I think this is an important part of homebrewing. While homebrewing is cool in the sense that you can get high quality beer by the case load, there's also something a bit more meaningful to it, at least for me. Brewing is a human tradition and it is something that our ancestors have done for thousands of years, and the beer they brewed was different everywhere. It is a sad reality that today, many of these styles of beer are dying out because of aggressive marketing and business practices of big beer. Luckily, craft and homebrewers can keep these traditional styles alive by making them and educating themselves and others about the tradition of real beer.

So, with that in mind, sometime soon I'm going to have to work on a Kolsch. It should be nice and easy compared to everything else. My recipe only calls for 8lbs of grain. It doesn't have some crazy kind of yeast that needs difficult to reach temperatures (ala the saison). It doesn't have to reach a really high gravity like the DIPA needs. Plus, it will be a nice beer to drink through the summer months. I'm going to have to get some stanges so that I can drink them properly, though.

Here's the recipe:

Lonely Boner Kolsch.
5 gallon batch.

7# German Pils. 87.5%
.5# German Light Munich 6.3%
.5# German Light Wheat 6.3%

1 oz 3.8% AA German Hallertau @ 60 min
1 oz 3.8% AA German Hallterau @ 30 min

White Labs WL029 German Ale/Kolsch

Going to mash at 149 degrees. I think I'll ferment it for two weeks at normal ale temperatures then toss it in the basement for a bit to age for a bit.

OG: 1.045
FG: 1.011
ABV: 4.5%
29.3 IBU
2.9 SRM (a little bright for the style)


Wednesday, March 23, 2011

What's Brewing

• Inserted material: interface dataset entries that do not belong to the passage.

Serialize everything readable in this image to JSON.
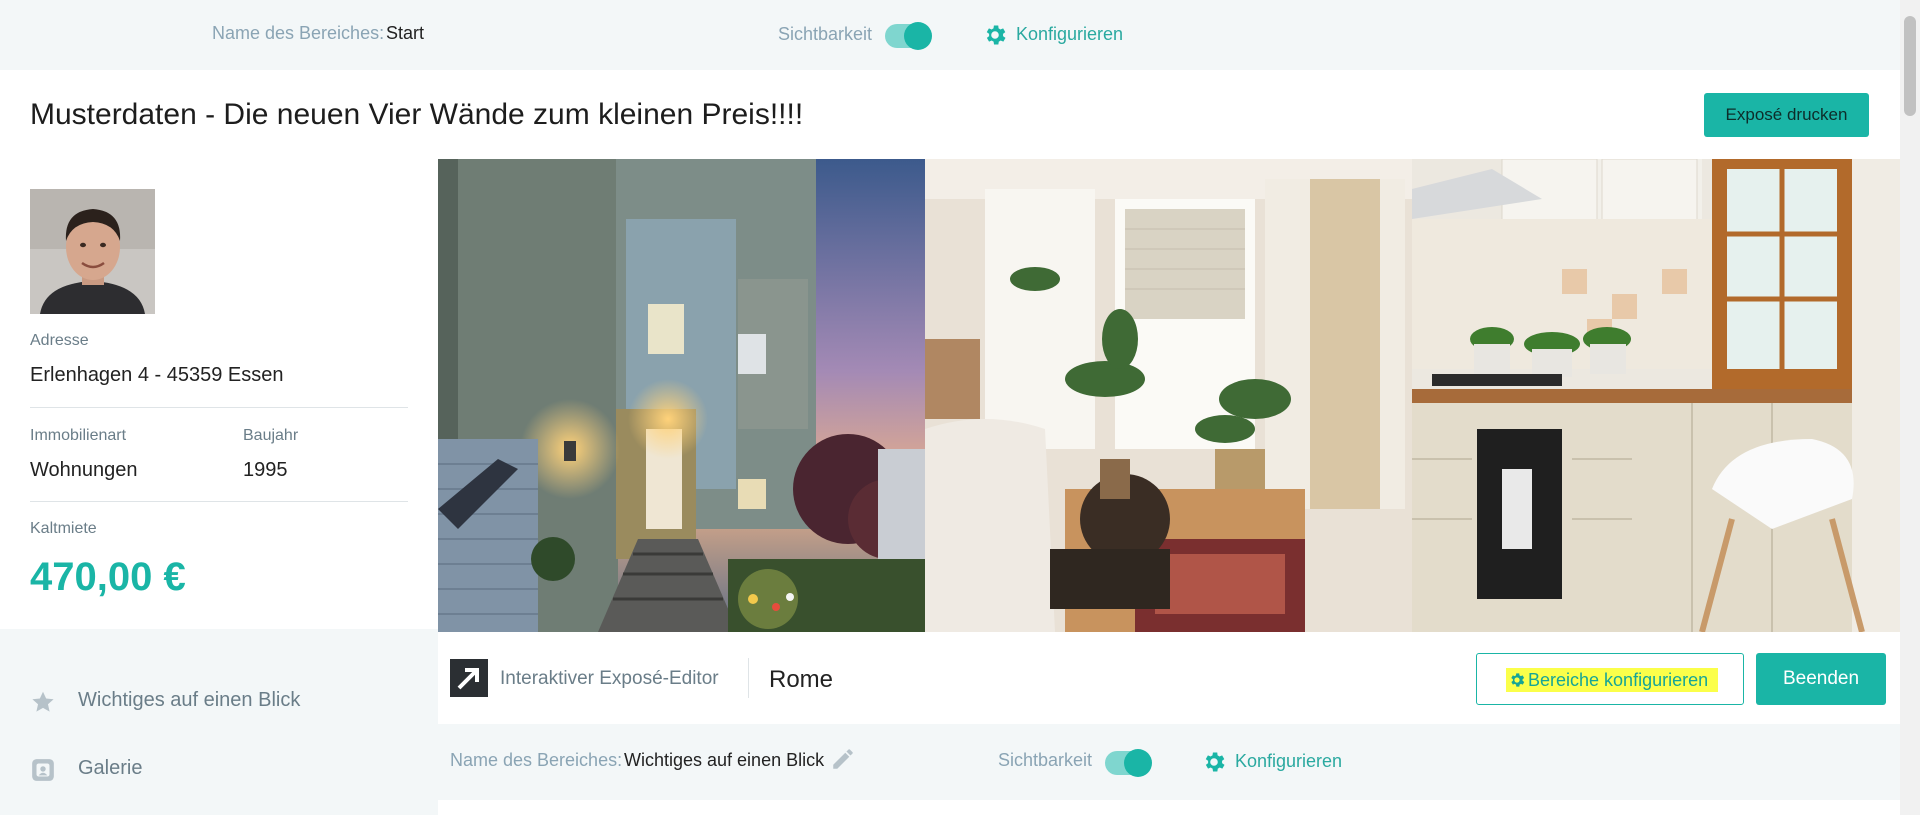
{
  "topbar": {
    "area_name_label": "Name des Bereiches:",
    "area_name_value": "Start",
    "visibility_label": "Sichtbarkeit",
    "visibility_on": true,
    "configure_label": "Konfigurieren"
  },
  "header": {
    "title": "Musterdaten - Die neuen Vier Wände zum kleinen Preis!!!!",
    "print_button": "Exposé drucken"
  },
  "property": {
    "address_label": "Adresse",
    "address_value": "Erlenhagen 4 - 45359 Essen",
    "type_label": "Immobilienart",
    "type_value": "Wohnungen",
    "year_label": "Baujahr",
    "year_value": "1995",
    "rent_label": "Kaltmiete",
    "rent_value": "470,00 €"
  },
  "nav": {
    "items": [
      {
        "label": "Wichtiges auf einen Blick",
        "icon": "star-icon"
      },
      {
        "label": "Galerie",
        "icon": "gallery-icon"
      }
    ]
  },
  "editor": {
    "name": "Interaktiver Exposé-Editor",
    "theme": "Rome",
    "configure_areas_button": "Bereiche konfigurieren",
    "finish_button": "Beenden"
  },
  "section": {
    "area_name_label": "Name des Bereiches:",
    "area_name_value": "Wichtiges auf einen Blick",
    "visibility_label": "Sichtbarkeit",
    "visibility_on": true,
    "configure_label": "Konfigurieren"
  },
  "colors": {
    "accent": "#1ab5a6",
    "highlight": "#fbff4a",
    "muted_text": "#6a7d88",
    "page_bg": "#f3f7f8"
  }
}
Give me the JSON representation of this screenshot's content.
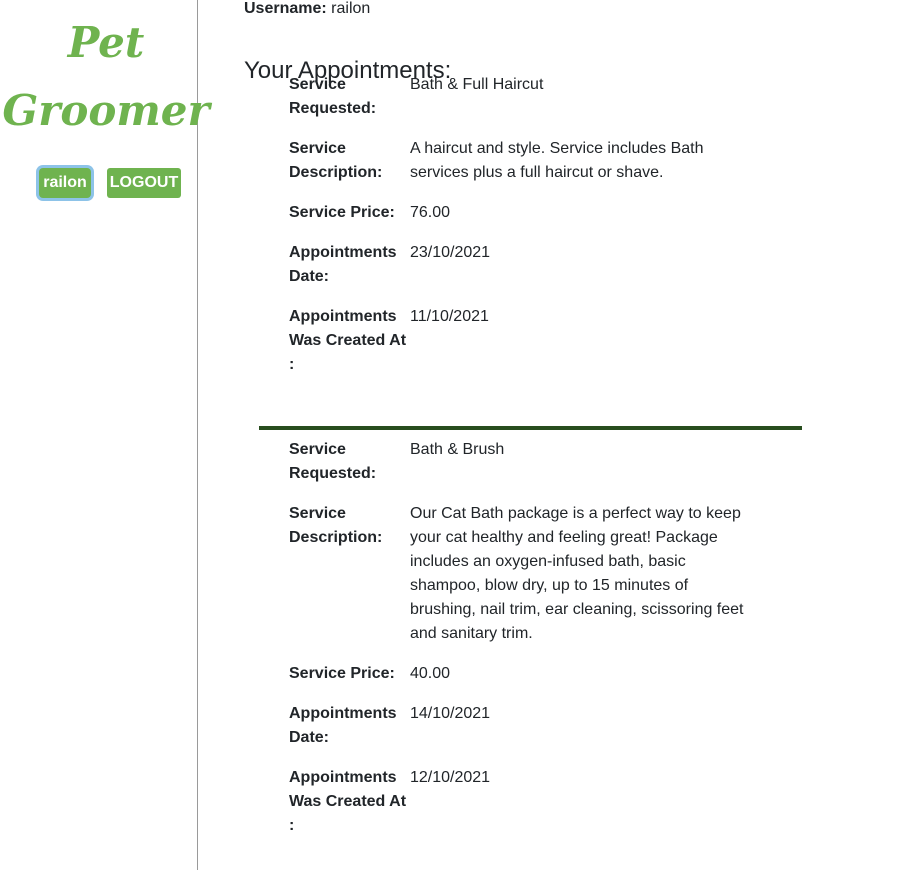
{
  "brand": {
    "line1": "Pet",
    "line2": "Groomer",
    "color": "#6fb34f"
  },
  "nav": {
    "user_button": "railon",
    "logout_button": "LOGOUT"
  },
  "profile": {
    "username_label": "Username:",
    "username_value": "railon"
  },
  "section_title": "Your Appointments:",
  "appointments": [
    {
      "service_requested_label": "Service Requested:",
      "service_requested": "Bath & Full Haircut",
      "service_description_label": "Service Description:",
      "service_description": "A haircut and style. Service includes Bath services plus a full haircut or shave.",
      "service_price_label": "Service Price:",
      "service_price": "76.00",
      "appointment_date_label": "Appointments Date:",
      "appointment_date": "23/10/2021",
      "created_at_label": "Appointments Was Created At :",
      "created_at": "11/10/2021"
    },
    {
      "service_requested_label": "Service Requested:",
      "service_requested": "Bath & Brush",
      "service_description_label": "Service Description:",
      "service_description": "Our Cat Bath package is a perfect way to keep your cat healthy and feeling great! Package includes an oxygen-infused bath, basic shampoo, blow dry, up to 15 minutes of brushing, nail trim, ear cleaning, scissoring feet and sanitary trim.",
      "service_price_label": "Service Price:",
      "service_price": "40.00",
      "appointment_date_label": "Appointments Date:",
      "appointment_date": "14/10/2021",
      "created_at_label": "Appointments Was Created At :",
      "created_at": "12/10/2021"
    }
  ]
}
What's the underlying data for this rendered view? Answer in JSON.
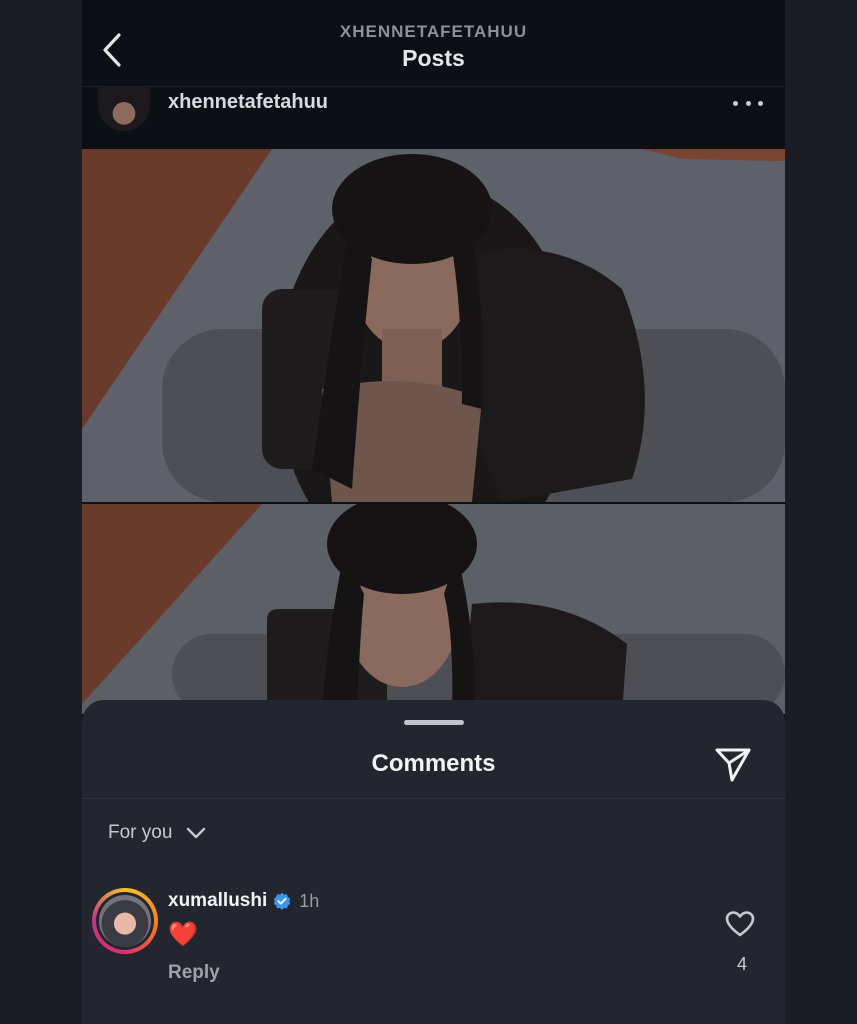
{
  "header": {
    "handle": "XHENNETAFETAHUU",
    "title": "Posts",
    "back_icon": "chevron-left-icon"
  },
  "post": {
    "username": "xhennetafetahuu",
    "more_icon": "more-horizontal-icon"
  },
  "comments_sheet": {
    "title": "Comments",
    "share_icon": "paper-plane-icon",
    "filter_label": "For you",
    "filter_icon": "chevron-down-icon",
    "comments": [
      {
        "username": "xumallushi",
        "verified": true,
        "time": "1h",
        "text": "❤️",
        "reply_label": "Reply",
        "likes": "4"
      }
    ]
  },
  "colors": {
    "background": "#0c0f14",
    "sheet": "#23262e",
    "verified": "#3897f0",
    "heart": "#e3243b"
  }
}
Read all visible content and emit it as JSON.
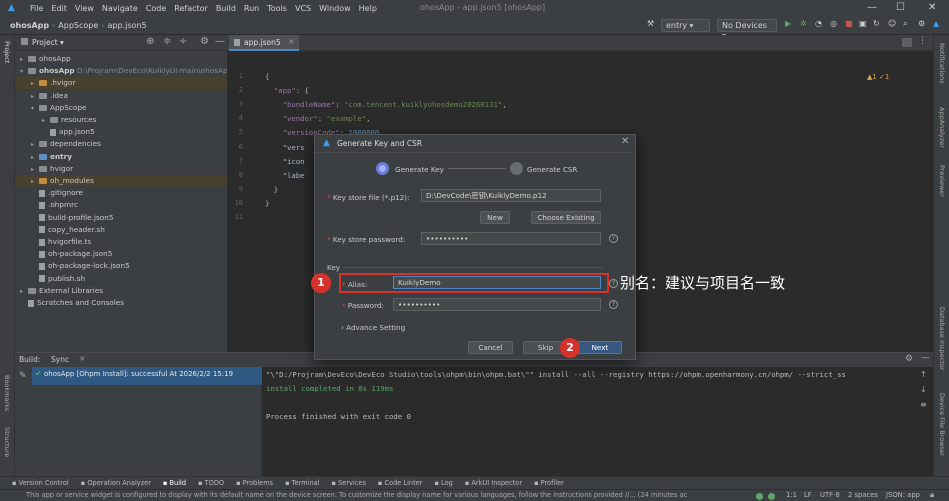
{
  "menu": {
    "items": [
      "File",
      "Edit",
      "View",
      "Navigate",
      "Code",
      "Refactor",
      "Build",
      "Run",
      "Tools",
      "VCS",
      "Window",
      "Help"
    ],
    "title": "ohosApp - app.json5 [ohosApp]"
  },
  "toolbar": {
    "breadcrumb": [
      "ohosApp",
      "AppScope",
      "app.json5"
    ],
    "run_config": "entry",
    "device": "No Devices"
  },
  "project": {
    "header": "Project",
    "rows": [
      {
        "label": "ohosApp",
        "indent": 0,
        "kind": "folder",
        "arrow": "▸"
      },
      {
        "label": "ohosApp",
        "extra": "D:\\Projram\\DevEco\\KuiklyUI-main\\ohosAp",
        "indent": 0,
        "kind": "folder",
        "arrow": "▾",
        "bold": true
      },
      {
        "label": ".hvigor",
        "indent": 1,
        "kind": "folder-orange",
        "arrow": "▸",
        "mod": true
      },
      {
        "label": ".idea",
        "indent": 1,
        "kind": "folder",
        "arrow": "▸"
      },
      {
        "label": "AppScope",
        "indent": 1,
        "kind": "folder",
        "arrow": "▾"
      },
      {
        "label": "resources",
        "indent": 2,
        "kind": "folder",
        "arrow": "▸"
      },
      {
        "label": "app.json5",
        "indent": 2,
        "kind": "file",
        "arrow": ""
      },
      {
        "label": "dependencies",
        "indent": 1,
        "kind": "folder",
        "arrow": "▸"
      },
      {
        "label": "entry",
        "indent": 1,
        "kind": "folder-blue",
        "arrow": "▸",
        "bold": true
      },
      {
        "label": "hvigor",
        "indent": 1,
        "kind": "folder",
        "arrow": "▸"
      },
      {
        "label": "oh_modules",
        "indent": 1,
        "kind": "folder-orange",
        "arrow": "▸",
        "mod": true
      },
      {
        "label": ".gitignore",
        "indent": 1,
        "kind": "file",
        "arrow": ""
      },
      {
        "label": ".ohpmrc",
        "indent": 1,
        "kind": "file",
        "arrow": ""
      },
      {
        "label": "build-profile.json5",
        "indent": 1,
        "kind": "file",
        "arrow": ""
      },
      {
        "label": "copy_header.sh",
        "indent": 1,
        "kind": "file",
        "arrow": ""
      },
      {
        "label": "hvigorfile.ts",
        "indent": 1,
        "kind": "file",
        "arrow": ""
      },
      {
        "label": "oh-package.json5",
        "indent": 1,
        "kind": "file",
        "arrow": ""
      },
      {
        "label": "oh-package-lock.json5",
        "indent": 1,
        "kind": "file",
        "arrow": ""
      },
      {
        "label": "publish.sh",
        "indent": 1,
        "kind": "file",
        "arrow": ""
      },
      {
        "label": "External Libraries",
        "indent": 0,
        "kind": "folder",
        "arrow": "▸"
      },
      {
        "label": "Scratches and Consoles",
        "indent": 0,
        "kind": "file",
        "arrow": ""
      }
    ]
  },
  "editor": {
    "tab": "app.json5",
    "inspection": "▲1 ✓1",
    "lines": [
      {
        "n": "1",
        "html": "{"
      },
      {
        "n": "2",
        "html": "  \"app\": {"
      },
      {
        "n": "3",
        "html": "    \"bundleName\": \"com.tencent.kuiklyohosdemo20260131\","
      },
      {
        "n": "4",
        "html": "    \"vendor\": \"example\","
      },
      {
        "n": "5",
        "html": "    \"versionCode\": 1000000,"
      },
      {
        "n": "6",
        "html": "    \"vers"
      },
      {
        "n": "7",
        "html": "    \"icon"
      },
      {
        "n": "8",
        "html": "    \"labe"
      },
      {
        "n": "9",
        "html": "  }"
      },
      {
        "n": "10",
        "html": "}"
      },
      {
        "n": "11",
        "html": ""
      }
    ]
  },
  "dialog": {
    "title": "Generate Key and CSR",
    "step1": "Generate Key",
    "step2": "Generate CSR",
    "keystore_label": "Key store file (*.p12):",
    "keystore_value": "D:\\DevCode\\密钥\\KuiklyDemo.p12",
    "new_btn": "New",
    "choose_btn": "Choose Existing",
    "kspwd_label": "Key store password:",
    "kspwd_value": "••••••••••",
    "key_section": "Key",
    "alias_label": "Alias:",
    "alias_value": "KuiklyDemo",
    "pwd_label": "Password:",
    "pwd_value": "••••••••••",
    "advance": "Advance Setting",
    "cancel_btn": "Cancel",
    "skip_btn": "Skip",
    "next_btn": "Next"
  },
  "annotations": {
    "badge1": "1",
    "badge2": "2",
    "note": "别名：建议与项目名一致",
    "accent": "#d7312b"
  },
  "build": {
    "tabs": [
      "Build:",
      "Sync"
    ],
    "task": "ohosApp [Ohpm Install]: successful At 2026/2/2 15:19",
    "console": [
      "\"\\\"D:/Projram\\DevEco\\DevEco Studio\\tools\\ohpm\\bin\\ohpm.bat\\\"\" install --all --registry https://ohpm.openharmony.cn/ohpm/ --strict_ss",
      "install completed in 0s 119ms",
      "",
      "Process finished with exit code 0"
    ]
  },
  "bottom_tabs": [
    "Version Control",
    "Operation Analyzer",
    "Build",
    "TODO",
    "Problems",
    "Terminal",
    "Services",
    "Code Linter",
    "Log",
    "ArkUI Inspector",
    "Profiler"
  ],
  "status": {
    "message": "This app or service widget is configured to display with its default name on the device screen. To customize the display name for various languages, follow the instructions provided //... (24 minutes ac",
    "right": [
      "1:1",
      "LF",
      "UTF-8",
      "2 spaces",
      "JSON: app"
    ]
  },
  "side_left": [
    "Project",
    "Bookmarks",
    "Structure"
  ],
  "side_right": [
    "Notifications",
    "AppAnalyzer",
    "Previewer",
    "Database Inspector",
    "Device File Browser"
  ]
}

Soon, the Saison is going to get bottled. It'll be going into 12 oz bottles and will get cellared for a good amount of time. I'm also thinking of pitching some new yeast at bottling to assure carbonation.

I decided on going a little classier than Saison du Boner, on the off chance I want to give a bottle to a coworker or two. I made a quick label, so I can slap 'em on so I know what's what since this might be getting some extended cellaring.

Decided on Iris since the song by the Goo Goo Dolls holds meaning for my girlfriend and I. Awwwww.

My next project is going to be a double IPA. Brewday is tentatively Sunday and it'll be ready a few weeks later. I'm thinking of kegging this one since IPAs are always better on tap.

Batch size: 5.5 gallons (brewing some extra because with highly hopped beers, you can expect to lose some final volume due to hop sediment)

Malt bill:
15# US 2-row 93.8%
1# US Caramel 40L 6.3%

Keeping it simple with an easy grain bill. Nothing but base malt with a bit of caramel for color adjustment/head retention.

Citra @ 60 min
Citra @ 30 min
Citra @ 15 min
Citra @ 5 min

All Citra hops for this one. Citra is a high alpha hop that gives a citrusy fruit character along with some tropical fruit character.

White Labs WLP001 - California Ale Yeast

Yeast Nutrient

I also am going to be making a yeast starter for this guy because of the high gravity of this brew.

The final stats on this should be:
OG: 1.080
FG: 1.018
8.4% ABV
77.9 IBU (should change, depending on the alpha content of the hops Rebel Brewer sends)
8.3 SRM

Sounds fun. Cheers!

Saturday, March 5, 2011

Saison Update

So the saison has been workin' away for two weeks now. It still needs a good bit of attenuation. I broke my hydrometer so I'm going by taste testing and well, its still too malty.

I assure you that I did not piss in a cup and call it beer.

The color also leaves something to be desired, but hey. Not much you can do now. I think my error was using the amber sugar to affect the color of the beer and then not making it dark enough. The level of haze is good though.

Today I transferred my saison to a secondary:

Due to the awkward size of the batch because I lost so much wort, my batch was too big to fit into a 3 gallon carboy and kinda too small for a 6 gallon.

In a week, I'm gonna pitch some brettanomyces and throw in some oak cubes for a barrel aged character and then bottle after a week or so.